Data centers increase in complexity as redundancy and higher power per rack designs are introduced. Managing the modern data center environment is spawning a new type of business critical application which I often refer to as a “critical facilities application”.
The modern day BMS is a new type of application that supplies information about the operating data center. The BMS and its architecture match traditional IT systems with application servers and databases.
With a focus on efficiency, electrical and mechanical monitoring are becoming more complex with trending features, real-time PUE monitoring, and more points in more systems.
This convergence in application sophistication mirrors the converging disciplines of IT and Facilities professionals. The IT workers are becoming interested in BMS data and Facilities professionals are looking more at IT server based monitoring points.
With overlapping needs for data the two organizations are at most need of collaborative efforts. In other words, Facilities professionals are typically not router/server/storage/database experts and IT professionals are typically not electrical/mechanical/plumbing experts! BMS applications are spanning the two disciplines.
New needs are also surfacing for network administrators who may be caught in the middle of the resource management struggle. Being asked to do more is apropos for network professionals who may find themselves explaining that vlans are effective at isolating BMS traffic and physical device separation may not needed.
What is driving this change and convergence? Simply put Moore’s Law. Electrical/mechanical components are becoming more instrumented for monitoring and control. IT hardware is, in turn, demanding the more granular facility management to further the use of new technology (multi-core processors, higher RAM quantities, and more storage).
The Stack Framework can be applied to understand the changing needs of BMS and monitoring solutions for technology coordination and for determining metrics important to you and your business for each stack layer in your data center. Take a look at the stack and use it to have a conversation with counterparts interested in BMS, server, and network data. Use the stack to pin-point areas of responsibility overlap and work out who does what.

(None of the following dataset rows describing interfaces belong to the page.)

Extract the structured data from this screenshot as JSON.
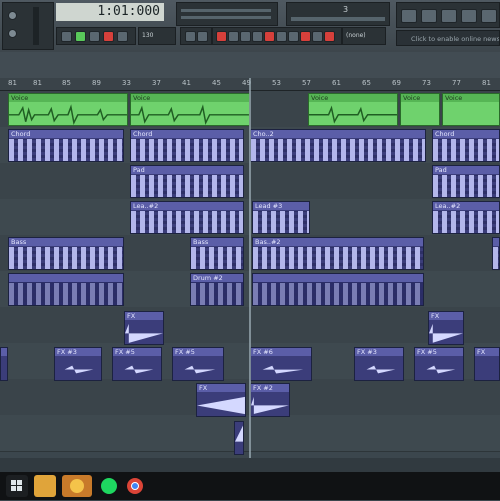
{
  "toolbar": {
    "time_display": "1:01:000",
    "pattern_number": "3",
    "tempo_value": "130",
    "snap_value": "(none)",
    "news_text": "Click to enable online news"
  },
  "ruler": {
    "bars": [
      "81",
      "85",
      "89",
      "33",
      "37",
      "41",
      "45",
      "49",
      "53",
      "57",
      "61",
      "65",
      "69",
      "73",
      "77",
      "81"
    ]
  },
  "playlist": {
    "clips": {
      "voice": "Voice",
      "chord": "Chord",
      "chord_short": "Cho..2",
      "pad": "Pad",
      "lead": "Lea..#2",
      "lead3": "Lead #3",
      "bass": "Bass",
      "bass2": "Bas..#2",
      "drum2": "Drum #2",
      "fx": "FX",
      "fx2": "FX #2",
      "fx3": "FX #3",
      "fx5": "FX #5",
      "fx6": "FX #6"
    }
  },
  "colors": {
    "audio_clip": "#6fd26d",
    "pattern_clip": "#3b3d7a",
    "toolbar_bg": "#4a545b"
  },
  "taskbar": {
    "icons": [
      "windows-icon",
      "file-explorer-icon",
      "fl-studio-icon",
      "spotify-icon",
      "chrome-icon"
    ]
  }
}
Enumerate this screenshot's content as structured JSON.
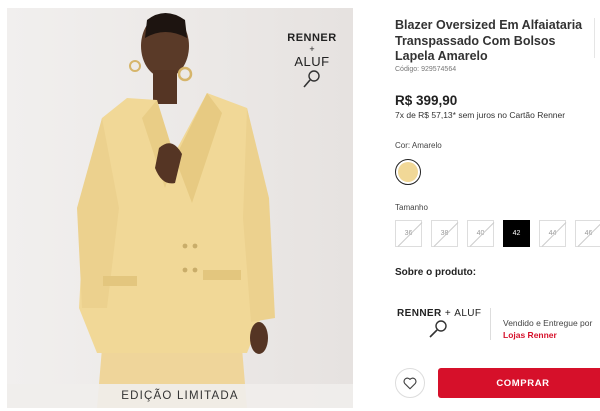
{
  "product": {
    "title": "Blazer Oversized Em Alfaiataria Transpassado Com Bolsos Lapela Amarelo",
    "sku": "Código: 929574564",
    "price": "R$ 399,90",
    "installments": "7x de R$ 57,13* sem juros no Cartão Renner"
  },
  "image": {
    "brand_renner": "RENNER",
    "brand_plus": "+",
    "brand_aluf": "ALUF",
    "limited_label": "EDIÇÃO LIMITADA"
  },
  "color": {
    "label": "Cor: Amarelo",
    "swatch_hex": "#f1d897"
  },
  "size": {
    "label": "Tamanho",
    "options": [
      {
        "label": "36",
        "state": "unavailable"
      },
      {
        "label": "38",
        "state": "unavailable"
      },
      {
        "label": "40",
        "state": "unavailable"
      },
      {
        "label": "42",
        "state": "selected"
      },
      {
        "label": "44",
        "state": "unavailable"
      },
      {
        "label": "46",
        "state": "unavailable"
      }
    ]
  },
  "about": {
    "heading": "Sobre o produto:",
    "logo_renner": "RENNER",
    "logo_plus": "+",
    "logo_aluf": "ALUF",
    "sold_by": "Vendido e Entregue por",
    "store": "Lojas Renner"
  },
  "actions": {
    "favorite_icon": "heart-icon",
    "buy_label": "COMPRAR"
  },
  "colors": {
    "accent": "#d6102a",
    "blazer": "#f1d897"
  }
}
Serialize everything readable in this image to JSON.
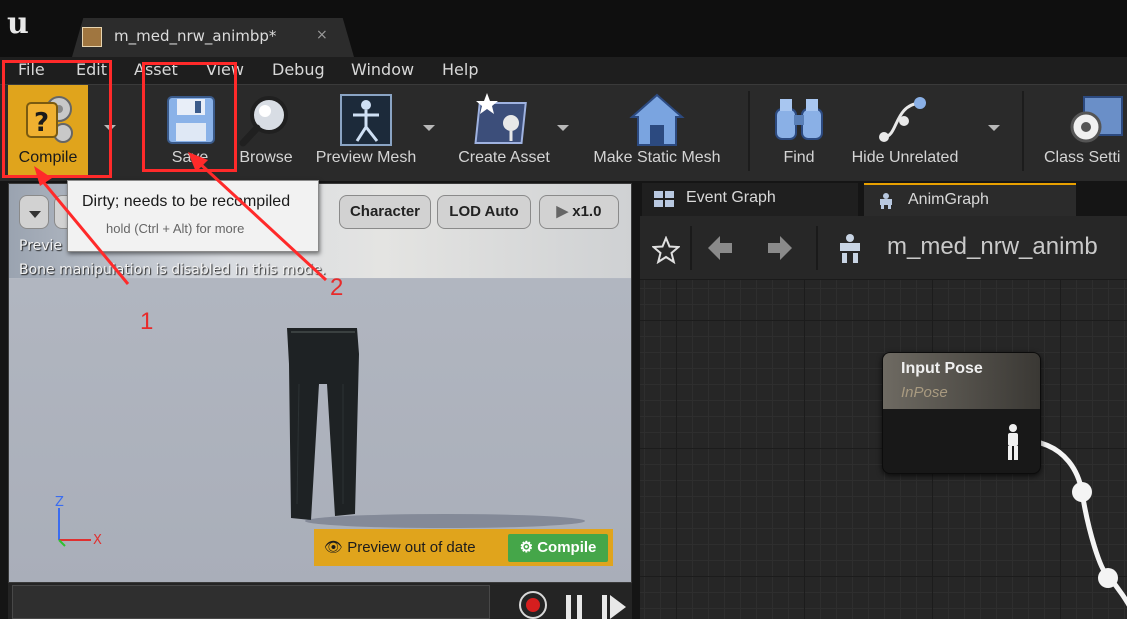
{
  "window": {
    "tab_title": "m_med_nrw_animbp*",
    "tab_close": "×"
  },
  "menu": [
    "File",
    "Edit",
    "Asset",
    "View",
    "Debug",
    "Window",
    "Help"
  ],
  "toolbar": {
    "compile": "Compile",
    "save": "Save",
    "browse": "Browse",
    "preview_mesh": "Preview Mesh",
    "create_asset": "Create Asset",
    "make_static_mesh": "Make Static Mesh",
    "find": "Find",
    "hide_unrelated": "Hide Unrelated",
    "class_settings": "Class Setti"
  },
  "tooltip": {
    "title": "Dirty; needs to be recompiled",
    "subtitle": "hold (Ctrl + Alt) for more"
  },
  "viewport": {
    "pill_character": "Character",
    "pill_lod": "LOD Auto",
    "pill_speed": "x1.0",
    "info_line1": "Previe",
    "info_line2": "Bone manipulation is disabled in this mode.",
    "axis_z": "Z",
    "axis_x": "X",
    "preview_warning": "Preview out of date",
    "preview_compile": "Compile"
  },
  "graph": {
    "tab_event": "Event Graph",
    "tab_anim": "AnimGraph",
    "title": "m_med_nrw_animb",
    "node_title": "Input Pose",
    "node_subtitle": "InPose"
  },
  "annotations": {
    "label_1": "1",
    "label_2": "2",
    "color": "#ff2a2a"
  },
  "colors": {
    "compile_button_bg": "#e0a41c",
    "preview_compile_bg": "#45a649",
    "active_tab_accent": "#e8a000"
  }
}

The future will continue the commoditization and convergence of data center technologies. Professionals working in the data center space should be prepared to collaborate and become more multi-focused. Technology doesn't solve problems, people do. Efficiency is not a single person's or department’s problem to solve and collaboration with data sharing is a great step into the future of data centers!